Winning is everything we are told. If you believe that, then the country with the most wins - aka gold medals - is the winner. Based on that, for the 2010 Winter Olympics, the winner is Canada.

Cyril Morong


You're not going to haul me before a senate committee, are you? Jeez, I thought everyone would just see this as being fun or funny. I had not intent of "proving" anything.




I agree with you. I though it was just a fun little exercise. Apparently, some people take things WAY too seriously. Which is especially surprising on this blog.

Typical Freakonomics Blog Poster: How dare you not factor in the PPP for these calculations! And what about the time value of today's winnings? And besides, what about the opportunity cost of winning those medals? How much does Sydney Crosby make per game?? Would Canada still lead??

Cyril Morong

Thanks! I already have my Ph. D. but you've suggested enough good questions for someone to write a thesis on.


I love how countries always find ingenious ways to count and re-arrange the medals so that their success can be measured on a higher scale and they can have bragging rights over other countries (the per-capita scale is a good laugh). Get over it, people. You look pathetic.


When does one differentiate between cost and value? Baseball cards have almost no cost but some have huge value to the market.


Here's another couple of (completely meaningless but still interesting) ways to look at a medal count. (My source is the vancouver olympic website, and for team medals, I used the roster size of the winning team.

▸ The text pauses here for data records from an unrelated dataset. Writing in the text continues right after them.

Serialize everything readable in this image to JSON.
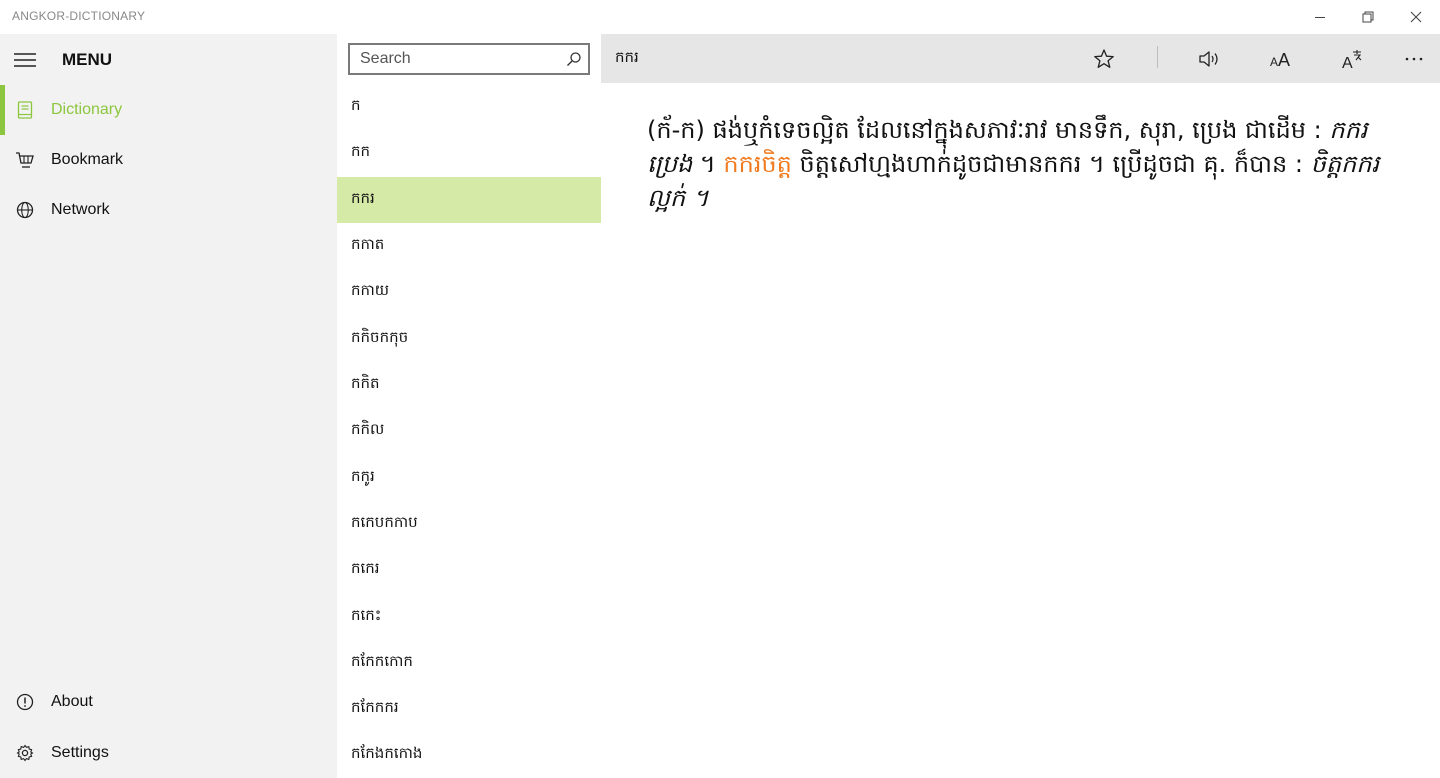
{
  "window": {
    "title": "ANGKOR-DICTIONARY",
    "controls": {
      "minimize": "minimize-icon",
      "restore": "restore-icon",
      "close": "close-icon"
    }
  },
  "sidebar": {
    "menu_label": "MENU",
    "items": [
      {
        "label": "Dictionary",
        "icon": "book-icon",
        "active": true
      },
      {
        "label": "Bookmark",
        "icon": "bookmark-basket-icon",
        "active": false
      },
      {
        "label": "Network",
        "icon": "globe-icon",
        "active": false
      }
    ],
    "bottom_items": [
      {
        "label": "About",
        "icon": "info-icon"
      },
      {
        "label": "Settings",
        "icon": "gear-icon"
      }
    ],
    "accent_color": "#8cc63e"
  },
  "search": {
    "placeholder": "Search",
    "value": ""
  },
  "word_list": {
    "selected_index": 2,
    "selected_color": "#d6eaa7",
    "items": [
      "ក",
      "កក",
      "កករ",
      "កកាត",
      "កកាយ",
      "កកិចកកុច",
      "កកិត",
      "កកិល",
      "កកូរ",
      "កកេបកកាប",
      "កកេរ",
      "កកេះ",
      "កកែកកោក",
      "កកែកករ",
      "កកែងកកោង"
    ]
  },
  "header": {
    "word": "កករ",
    "tools": [
      "star-icon",
      "speaker-icon",
      "font-size-icon",
      "translate-icon",
      "more-icon"
    ]
  },
  "definition": {
    "part1": "(ក័-ក) ផង់ឬកំទេចល្អិត ដែលនៅក្នុងសភាវៈរាវ មានទឹក, សុរា, ប្រេង ជាដើម :",
    "example1": "កករប្រេង",
    "sep1": "។",
    "highlight": "កករចិត្ត",
    "part2": "ចិត្តសៅហ្មងហាក់ដូចជាមានកករ ។ ប្រើដូចជា គុ. ក៏បាន :",
    "example2": "ចិត្តកករល្អក់ ។",
    "highlight_color": "#f07b20"
  }
}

Not sure how I got different numbers from Cyril.)

Total physical medals won top 5:
USA : 95 (44 are hockey)
Canada: 90 (44 are hockey)
Germany: 51
Finland: 50 (44 are hockey)
Norway: 39

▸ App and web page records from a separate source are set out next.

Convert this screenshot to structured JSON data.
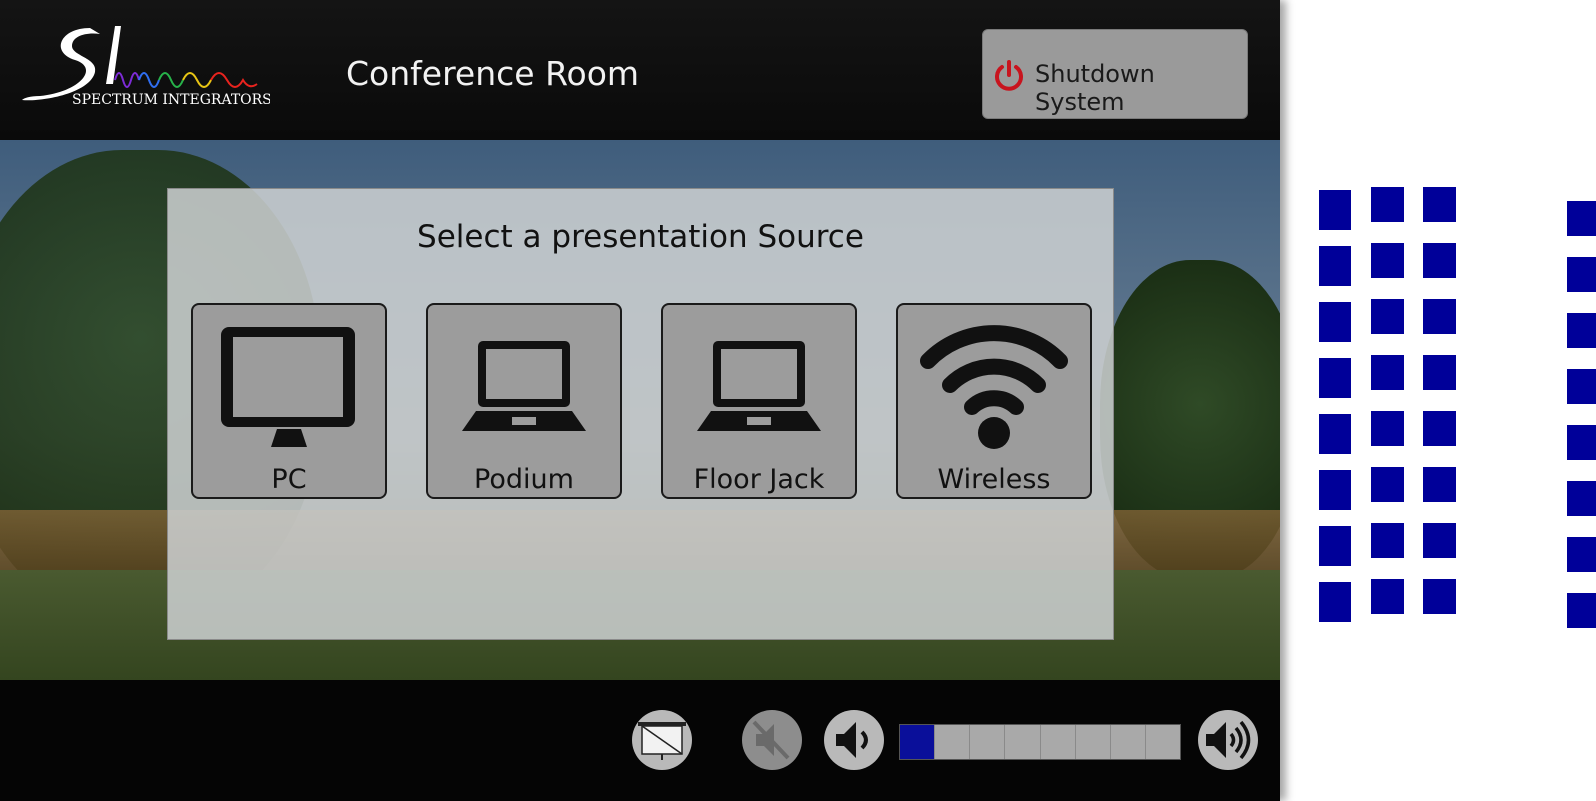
{
  "header": {
    "logo_text": "SPECTRUM INTEGRATORS",
    "room_title": "Conference Room",
    "shutdown_label": "Shutdown System",
    "shutdown_icon": "power-icon"
  },
  "sources": {
    "title": "Select a presentation Source",
    "items": [
      {
        "label": "PC",
        "icon": "monitor-icon"
      },
      {
        "label": "Podium",
        "icon": "laptop-icon"
      },
      {
        "label": "Floor Jack",
        "icon": "laptop-icon"
      },
      {
        "label": "Wireless",
        "icon": "wifi-icon"
      }
    ]
  },
  "footer": {
    "screen_icon": "projector-screen-icon",
    "mute_icon": "speaker-mute-icon",
    "vol_down_icon": "volume-down-icon",
    "vol_up_icon": "volume-up-icon",
    "volume_level": 1,
    "volume_segments": 8
  },
  "colors": {
    "accent": "#0a0f9a",
    "power_red": "#c8141e",
    "panel_bg": "#000000",
    "button_gray": "#9c9c9c",
    "side_squares": "#000099"
  }
}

Total physical gold medals won top 5:
Canada: 67 (44 are hockey)
Norway: 15
Germany: 13
USA: 12
Sweden: 12

Using a 4-2-1 weighting system for medals, and only counting 1 gold, 1 silver, and 1 bronze per event, who won each sport:
Alpine Skiing: USA
Biathlon: Norway
Bobsleigh: Canada
Cross-Country: Norway
Curling: Canada
Figure Skating: USA/China (tie)
Freestyle Skiing: Canada
Hockey: Canada
Luge: Germany
Nordic Combined: USA
Short Track: South Korea
Skeleton: Canada/UK (tie)
Ski Jumping: Switzerland
Snowboard: USA
Speed Skating: Netherlands

If you do the same thing, but count total physical medals, the only changes are that China wins Figure Skating, Austria wins Nordic Combined and Ski Jumping, and Canada wins Short Track and Speed Skating.

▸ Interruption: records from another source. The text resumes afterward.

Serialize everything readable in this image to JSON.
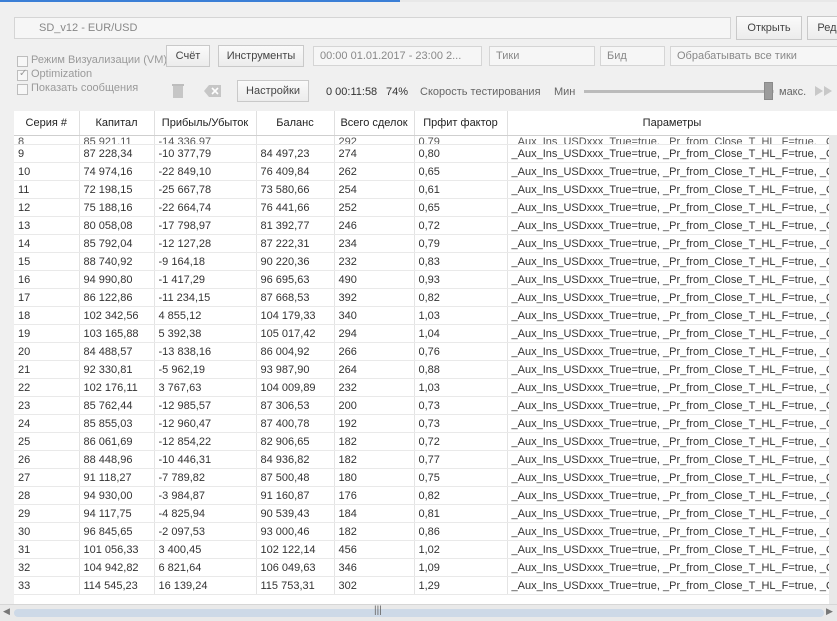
{
  "window": {
    "title": "SD_v12 - EUR/USD"
  },
  "toolbar": {
    "open_label": "Открыть",
    "edit_label": "Ред",
    "account_label": "Счёт",
    "instruments_label": "Инструменты",
    "date_range": "00:00 01.01.2017 - 23:00 2...",
    "ticks_placeholder": "Тики",
    "bid_placeholder": "Бид",
    "process_label": "Обрабатывать все тики",
    "settings_label": "Настройки"
  },
  "options": {
    "visual_mode": "Режим Визуализации (VM)",
    "optimization": "Optimization",
    "show_messages": "Показать сообщения"
  },
  "status": {
    "elapsed": "0 00:11:58",
    "percent": "74%",
    "speed_label": "Скорость тестирования",
    "min_label": "Мин",
    "max_label": "макс.",
    "speed_level": 0.95
  },
  "table": {
    "headers": [
      "Серия #",
      "Капитал",
      "Прибыль/Убыток",
      "Баланс",
      "Всего сделок",
      "Прфит фактор",
      "Параметры"
    ],
    "partial_row": [
      "8",
      "85 921,11",
      "-14 336,97",
      "",
      "292",
      "0,79",
      "_Aux_Ins_USDxxx_True=true, _Pr_from_Close_T_HL_F=true, _Qu"
    ],
    "rows": [
      [
        "9",
        "87 228,34",
        "-10 377,79",
        "84 497,23",
        "274",
        "0,80",
        "_Aux_Ins_USDxxx_True=true, _Pr_from_Close_T_HL_F=true, _Qu"
      ],
      [
        "10",
        "74 974,16",
        "-22 849,10",
        "76 409,84",
        "262",
        "0,65",
        "_Aux_Ins_USDxxx_True=true, _Pr_from_Close_T_HL_F=true, _Qu"
      ],
      [
        "11",
        "72 198,15",
        "-25 667,78",
        "73 580,66",
        "254",
        "0,61",
        "_Aux_Ins_USDxxx_True=true, _Pr_from_Close_T_HL_F=true, _Qu"
      ],
      [
        "12",
        "75 188,16",
        "-22 664,74",
        "76 441,66",
        "252",
        "0,65",
        "_Aux_Ins_USDxxx_True=true, _Pr_from_Close_T_HL_F=true, _Qu"
      ],
      [
        "13",
        "80 058,08",
        "-17 798,97",
        "81 392,77",
        "246",
        "0,72",
        "_Aux_Ins_USDxxx_True=true, _Pr_from_Close_T_HL_F=true, _Qu"
      ],
      [
        "14",
        "85 792,04",
        "-12 127,28",
        "87 222,31",
        "234",
        "0,79",
        "_Aux_Ins_USDxxx_True=true, _Pr_from_Close_T_HL_F=true, _Qu"
      ],
      [
        "15",
        "88 740,92",
        "-9 164,18",
        "90 220,36",
        "232",
        "0,83",
        "_Aux_Ins_USDxxx_True=true, _Pr_from_Close_T_HL_F=true, _Qu"
      ],
      [
        "16",
        "94 990,80",
        "-1 417,29",
        "96 695,63",
        "490",
        "0,93",
        "_Aux_Ins_USDxxx_True=true, _Pr_from_Close_T_HL_F=true, _Qu"
      ],
      [
        "17",
        "86 122,86",
        "-11 234,15",
        "87 668,53",
        "392",
        "0,82",
        "_Aux_Ins_USDxxx_True=true, _Pr_from_Close_T_HL_F=true, _Qu"
      ],
      [
        "18",
        "102 342,56",
        "4 855,12",
        "104 179,33",
        "340",
        "1,03",
        "_Aux_Ins_USDxxx_True=true, _Pr_from_Close_T_HL_F=true, _Qu"
      ],
      [
        "19",
        "103 165,88",
        "5 392,38",
        "105 017,42",
        "294",
        "1,04",
        "_Aux_Ins_USDxxx_True=true, _Pr_from_Close_T_HL_F=true, _Qu"
      ],
      [
        "20",
        "84 488,57",
        "-13 838,16",
        "86 004,92",
        "266",
        "0,76",
        "_Aux_Ins_USDxxx_True=true, _Pr_from_Close_T_HL_F=true, _Qu"
      ],
      [
        "21",
        "92 330,81",
        "-5 962,19",
        "93 987,90",
        "264",
        "0,88",
        "_Aux_Ins_USDxxx_True=true, _Pr_from_Close_T_HL_F=true, _Qu"
      ],
      [
        "22",
        "102 176,11",
        "3 767,63",
        "104 009,89",
        "232",
        "1,03",
        "_Aux_Ins_USDxxx_True=true, _Pr_from_Close_T_HL_F=true, _Qu"
      ],
      [
        "23",
        "85 762,44",
        "-12 985,57",
        "87 306,53",
        "200",
        "0,73",
        "_Aux_Ins_USDxxx_True=true, _Pr_from_Close_T_HL_F=true, _Qu"
      ],
      [
        "24",
        "85 855,03",
        "-12 960,47",
        "87 400,78",
        "192",
        "0,73",
        "_Aux_Ins_USDxxx_True=true, _Pr_from_Close_T_HL_F=true, _Qu"
      ],
      [
        "25",
        "86 061,69",
        "-12 854,22",
        "82 906,65",
        "182",
        "0,72",
        "_Aux_Ins_USDxxx_True=true, _Pr_from_Close_T_HL_F=true, _Qu"
      ],
      [
        "26",
        "88 448,96",
        "-10 446,31",
        "84 936,82",
        "182",
        "0,77",
        "_Aux_Ins_USDxxx_True=true, _Pr_from_Close_T_HL_F=true, _Qu"
      ],
      [
        "27",
        "91 118,27",
        "-7 789,82",
        "87 500,48",
        "180",
        "0,75",
        "_Aux_Ins_USDxxx_True=true, _Pr_from_Close_T_HL_F=true, _Qu"
      ],
      [
        "28",
        "94 930,00",
        "-3 984,87",
        "91 160,87",
        "176",
        "0,82",
        "_Aux_Ins_USDxxx_True=true, _Pr_from_Close_T_HL_F=true, _Qu"
      ],
      [
        "29",
        "94 117,75",
        "-4 825,94",
        "90 539,43",
        "184",
        "0,81",
        "_Aux_Ins_USDxxx_True=true, _Pr_from_Close_T_HL_F=true, _Qu"
      ],
      [
        "30",
        "96 845,65",
        "-2 097,53",
        "93 000,46",
        "182",
        "0,86",
        "_Aux_Ins_USDxxx_True=true, _Pr_from_Close_T_HL_F=true, _Qu"
      ],
      [
        "31",
        "101 056,33",
        "3 400,45",
        "102 122,14",
        "456",
        "1,02",
        "_Aux_Ins_USDxxx_True=true, _Pr_from_Close_T_HL_F=true, _Qu"
      ],
      [
        "32",
        "104 942,82",
        "6 821,64",
        "106 049,63",
        "346",
        "1,09",
        "_Aux_Ins_USDxxx_True=true, _Pr_from_Close_T_HL_F=true, _Qu"
      ],
      [
        "33",
        "114 545,23",
        "16 139,24",
        "115 753,31",
        "302",
        "1,29",
        "_Aux_Ins_USDxxx_True=true, _Pr_from_Close_T_HL_F=true, _Qu"
      ]
    ]
  }
}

The final meta-standings, giving each country 4 points for winning an individual sport, 2 and 1 for 2nd and 3rd, are:
Canada - 22
USA - 20
Germany - 14
Norway - 9.5
Austria - 6
South Korea - 6

And doing the same but with physical medal counts, awarding points to each country for 'winning' a sport:
Canada - 28
USA - 17
Germany - 14.5
Austria - 10
Norway - 9

Basically, however you try to spin it, the US and Canada both had very successful Olympics, while Germany and Norway both excelled in their traditional sports and Russia was disappointed.